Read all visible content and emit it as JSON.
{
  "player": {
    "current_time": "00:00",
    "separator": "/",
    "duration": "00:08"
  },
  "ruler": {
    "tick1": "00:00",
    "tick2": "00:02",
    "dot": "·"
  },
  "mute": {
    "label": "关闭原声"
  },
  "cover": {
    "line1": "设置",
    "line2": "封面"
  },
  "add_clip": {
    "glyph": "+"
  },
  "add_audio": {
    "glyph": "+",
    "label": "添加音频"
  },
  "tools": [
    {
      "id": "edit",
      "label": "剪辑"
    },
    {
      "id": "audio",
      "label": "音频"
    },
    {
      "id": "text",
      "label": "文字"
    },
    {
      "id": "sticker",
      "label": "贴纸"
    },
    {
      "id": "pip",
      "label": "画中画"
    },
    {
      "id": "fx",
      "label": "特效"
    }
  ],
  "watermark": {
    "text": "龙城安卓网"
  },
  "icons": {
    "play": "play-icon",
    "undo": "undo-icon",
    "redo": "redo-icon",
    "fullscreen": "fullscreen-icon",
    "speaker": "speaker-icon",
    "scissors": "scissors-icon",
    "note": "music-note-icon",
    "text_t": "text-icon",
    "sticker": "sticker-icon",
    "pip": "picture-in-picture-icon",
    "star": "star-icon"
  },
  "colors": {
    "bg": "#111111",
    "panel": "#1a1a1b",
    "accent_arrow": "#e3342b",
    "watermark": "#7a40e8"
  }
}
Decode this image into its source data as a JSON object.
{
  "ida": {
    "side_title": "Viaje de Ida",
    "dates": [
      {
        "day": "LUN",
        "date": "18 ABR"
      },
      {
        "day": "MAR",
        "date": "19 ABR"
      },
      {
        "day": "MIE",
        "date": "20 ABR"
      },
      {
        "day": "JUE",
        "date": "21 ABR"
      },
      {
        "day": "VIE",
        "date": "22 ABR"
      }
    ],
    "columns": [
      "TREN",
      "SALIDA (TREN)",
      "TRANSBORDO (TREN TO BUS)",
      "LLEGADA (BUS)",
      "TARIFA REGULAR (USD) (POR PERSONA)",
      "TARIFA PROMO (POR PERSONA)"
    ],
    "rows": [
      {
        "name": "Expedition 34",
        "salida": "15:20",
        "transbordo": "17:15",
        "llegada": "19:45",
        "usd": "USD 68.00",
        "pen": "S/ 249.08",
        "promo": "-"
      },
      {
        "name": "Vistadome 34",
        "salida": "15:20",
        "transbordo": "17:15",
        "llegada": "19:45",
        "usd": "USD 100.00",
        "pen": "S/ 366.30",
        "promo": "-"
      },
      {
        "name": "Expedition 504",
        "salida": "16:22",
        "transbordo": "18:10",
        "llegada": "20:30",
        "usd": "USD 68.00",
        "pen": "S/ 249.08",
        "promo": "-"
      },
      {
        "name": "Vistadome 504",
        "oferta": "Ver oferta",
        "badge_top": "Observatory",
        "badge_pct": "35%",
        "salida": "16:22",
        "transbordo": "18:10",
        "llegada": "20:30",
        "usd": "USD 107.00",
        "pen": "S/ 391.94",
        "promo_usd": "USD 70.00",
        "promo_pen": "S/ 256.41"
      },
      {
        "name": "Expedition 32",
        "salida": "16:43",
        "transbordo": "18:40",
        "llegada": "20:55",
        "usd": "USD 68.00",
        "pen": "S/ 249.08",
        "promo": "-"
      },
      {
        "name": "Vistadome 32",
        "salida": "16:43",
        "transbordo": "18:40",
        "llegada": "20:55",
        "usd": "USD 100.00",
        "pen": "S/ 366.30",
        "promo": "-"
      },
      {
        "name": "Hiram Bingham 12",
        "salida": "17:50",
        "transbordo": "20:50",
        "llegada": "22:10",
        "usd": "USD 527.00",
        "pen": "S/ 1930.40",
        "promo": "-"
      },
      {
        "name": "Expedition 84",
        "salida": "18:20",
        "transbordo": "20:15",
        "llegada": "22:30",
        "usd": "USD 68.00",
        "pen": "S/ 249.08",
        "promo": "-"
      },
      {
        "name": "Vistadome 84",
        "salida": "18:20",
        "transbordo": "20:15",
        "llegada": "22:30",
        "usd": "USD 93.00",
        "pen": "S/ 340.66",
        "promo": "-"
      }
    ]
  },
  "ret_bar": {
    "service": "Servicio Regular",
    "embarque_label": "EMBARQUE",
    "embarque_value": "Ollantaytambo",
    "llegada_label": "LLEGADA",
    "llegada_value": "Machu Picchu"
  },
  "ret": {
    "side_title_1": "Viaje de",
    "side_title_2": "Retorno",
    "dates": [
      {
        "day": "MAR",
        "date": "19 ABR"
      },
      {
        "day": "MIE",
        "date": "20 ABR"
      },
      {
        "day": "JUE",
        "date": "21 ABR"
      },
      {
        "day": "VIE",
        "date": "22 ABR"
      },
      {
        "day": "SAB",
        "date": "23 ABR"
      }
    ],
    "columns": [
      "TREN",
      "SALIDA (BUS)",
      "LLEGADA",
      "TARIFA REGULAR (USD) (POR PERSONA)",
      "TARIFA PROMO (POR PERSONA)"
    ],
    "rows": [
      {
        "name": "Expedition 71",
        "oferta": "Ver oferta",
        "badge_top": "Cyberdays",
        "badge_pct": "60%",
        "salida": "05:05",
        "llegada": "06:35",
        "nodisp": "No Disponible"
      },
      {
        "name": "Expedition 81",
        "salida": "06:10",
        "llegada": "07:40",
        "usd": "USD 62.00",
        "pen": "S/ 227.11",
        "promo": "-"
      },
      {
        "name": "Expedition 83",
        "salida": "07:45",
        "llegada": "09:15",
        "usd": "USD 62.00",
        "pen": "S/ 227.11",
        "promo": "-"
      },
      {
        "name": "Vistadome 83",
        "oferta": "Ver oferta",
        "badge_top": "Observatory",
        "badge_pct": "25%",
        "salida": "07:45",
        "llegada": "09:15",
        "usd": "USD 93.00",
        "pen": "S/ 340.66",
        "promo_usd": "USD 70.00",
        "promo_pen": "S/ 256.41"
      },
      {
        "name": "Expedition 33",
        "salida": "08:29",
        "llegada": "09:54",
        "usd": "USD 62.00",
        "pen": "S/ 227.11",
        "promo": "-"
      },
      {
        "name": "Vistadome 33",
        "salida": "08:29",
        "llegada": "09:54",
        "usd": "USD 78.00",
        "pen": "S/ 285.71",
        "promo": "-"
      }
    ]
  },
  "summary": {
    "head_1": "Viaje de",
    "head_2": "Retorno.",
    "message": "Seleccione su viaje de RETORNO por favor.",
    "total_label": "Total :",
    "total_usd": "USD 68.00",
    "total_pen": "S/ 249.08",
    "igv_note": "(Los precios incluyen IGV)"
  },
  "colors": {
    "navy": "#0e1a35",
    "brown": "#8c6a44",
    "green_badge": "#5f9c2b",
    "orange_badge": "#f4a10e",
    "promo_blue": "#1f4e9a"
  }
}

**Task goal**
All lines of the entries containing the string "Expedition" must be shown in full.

**The answer**
        "name": "Expedition 34",
        "name": "Expedition 504",
        "name": "Expedition 32",
        "name": "Expedition 84",
        "name": "Expedition 71",
        "name": "Expedition 81",
        "name": "Expedition 83",
        "name": "Expedition 33",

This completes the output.